» YOUR GOAL:
Copy each line of the listing below where the word "right" turns up.
** SUPPLIED DATA follows **
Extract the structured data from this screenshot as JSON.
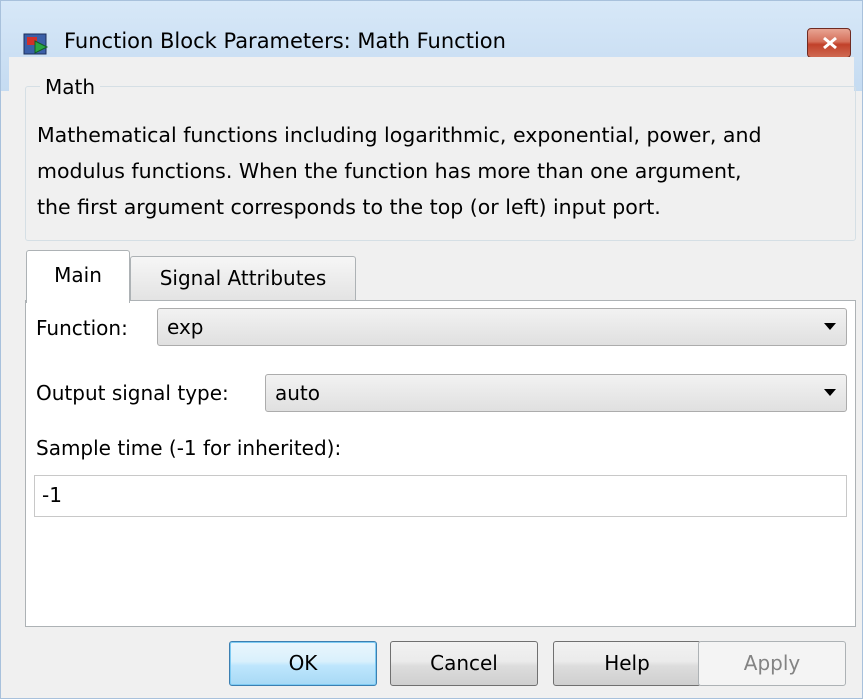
{
  "window": {
    "title": "Function Block Parameters: Math Function",
    "close_icon": "close-icon"
  },
  "group": {
    "legend": "Math",
    "description": "Mathematical functions including logarithmic, exponential, power, and\nmodulus functions.  When the function has more than one argument,\nthe first argument corresponds to the top (or left) input port."
  },
  "tabs": [
    {
      "label": "Main",
      "selected": true
    },
    {
      "label": "Signal Attributes",
      "selected": false
    }
  ],
  "main_tab": {
    "function_label": "Function:",
    "function_value": "exp",
    "output_type_label": "Output signal type:",
    "output_type_value": "auto",
    "sample_time_label": "Sample time (-1 for inherited):",
    "sample_time_value": "-1"
  },
  "buttons": {
    "ok": "OK",
    "cancel": "Cancel",
    "help": "Help",
    "apply": "Apply"
  },
  "colors": {
    "titlebar": "#c5dbf1",
    "close_button": "#c1412a",
    "ok_accent": "#3c7fb1",
    "disabled_text": "#838383"
  }
}
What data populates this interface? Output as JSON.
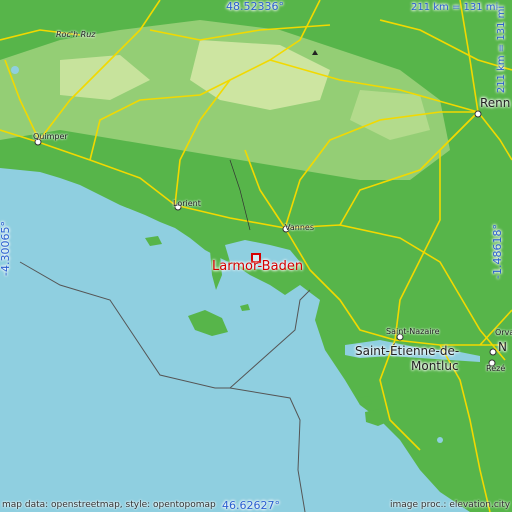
{
  "map": {
    "place_label": "Larmor-Baden",
    "coords": {
      "top": "48.52336°",
      "bottom": "46.62627°",
      "left": "-4.30065°",
      "right": "-1.48618°"
    },
    "scale": {
      "horizontal": "211 km = 131 mi",
      "vertical": "211 km = 131 mi"
    },
    "cities": {
      "roc_h_ruz": "Roc'h Ruz",
      "quimper": "Quimper",
      "lorient": "Lorient",
      "vannes": "Vannes",
      "rennes": "Renn",
      "saint_nazaire": "Saint-Nazaire",
      "saint_etienne_1": "Saint-Étienne-de-",
      "saint_etienne_2": "Montluc",
      "orvault": "Orva",
      "nantes": "N",
      "reze": "Rezé"
    },
    "credits": {
      "left": "map data: openstreetmap, style: opentopomap",
      "right": "image proc.: elevation.city"
    },
    "colors": {
      "sea": "#8fcfe0",
      "lowland": "#57b54a",
      "upland": "#9fd27d",
      "highland": "#d3e8a6",
      "roads": "#f2d900",
      "label_blue": "#2a5fd0",
      "focus_red": "#d40000"
    }
  }
}
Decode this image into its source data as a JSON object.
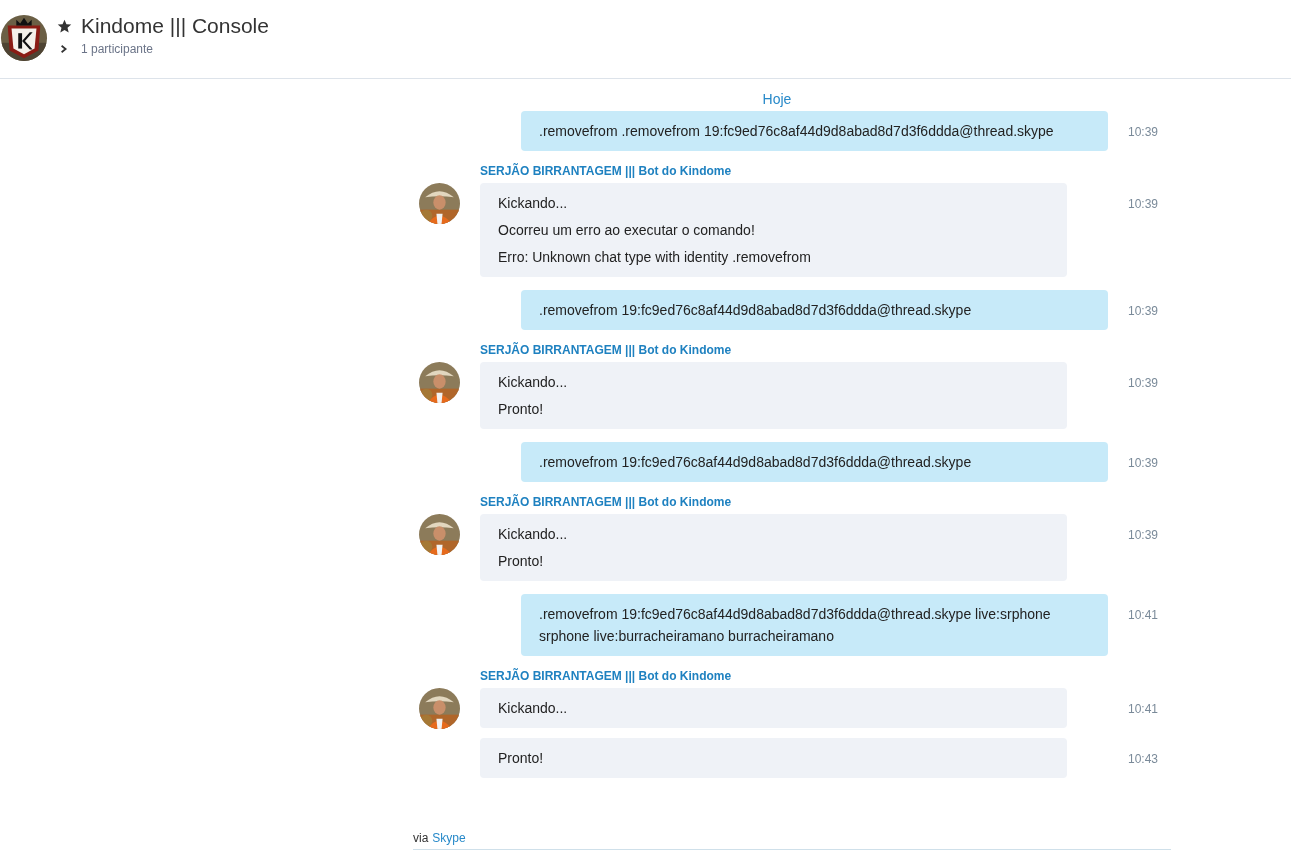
{
  "header": {
    "title": "Kindome ||| Console",
    "participants": "1 participante"
  },
  "date_divider": "Hoje",
  "messages": [
    {
      "kind": "outgoing",
      "lines": [
        ".removefrom .removefrom 19:fc9ed76c8af44d9d8abad8d7d3f6ddda@thread.skype"
      ],
      "time": "10:39"
    },
    {
      "kind": "incoming",
      "sender": "SERJÃO BIRRANTAGEM ||| Bot do Kindome",
      "bubbles": [
        {
          "lines": [
            "Kickando...",
            "Ocorreu um erro ao executar o comando!",
            "Erro: Unknown chat type with identity .removefrom"
          ],
          "time": "10:39"
        }
      ]
    },
    {
      "kind": "outgoing",
      "lines": [
        ".removefrom 19:fc9ed76c8af44d9d8abad8d7d3f6ddda@thread.skype"
      ],
      "time": "10:39"
    },
    {
      "kind": "incoming",
      "sender": "SERJÃO BIRRANTAGEM ||| Bot do Kindome",
      "bubbles": [
        {
          "lines": [
            "Kickando...",
            "Pronto!"
          ],
          "time": "10:39"
        }
      ]
    },
    {
      "kind": "outgoing",
      "lines": [
        ".removefrom 19:fc9ed76c8af44d9d8abad8d7d3f6ddda@thread.skype"
      ],
      "time": "10:39"
    },
    {
      "kind": "incoming",
      "sender": "SERJÃO BIRRANTAGEM ||| Bot do Kindome",
      "bubbles": [
        {
          "lines": [
            "Kickando...",
            "Pronto!"
          ],
          "time": "10:39"
        }
      ]
    },
    {
      "kind": "outgoing",
      "lines": [
        ".removefrom 19:fc9ed76c8af44d9d8abad8d7d3f6ddda@thread.skype live:srphone srphone live:burracheiramano burracheiramano"
      ],
      "time": "10:41"
    },
    {
      "kind": "incoming",
      "sender": "SERJÃO BIRRANTAGEM ||| Bot do Kindome",
      "bubbles": [
        {
          "lines": [
            "Kickando..."
          ],
          "time": "10:41"
        },
        {
          "lines": [
            "Pronto!"
          ],
          "time": "10:43"
        }
      ]
    }
  ],
  "footer": {
    "via": "via",
    "link": "Skype"
  }
}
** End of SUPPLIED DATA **
» RESPONSE AREA:
      "right": "-1.48618°"
      "right": "image proc.: elevation.city"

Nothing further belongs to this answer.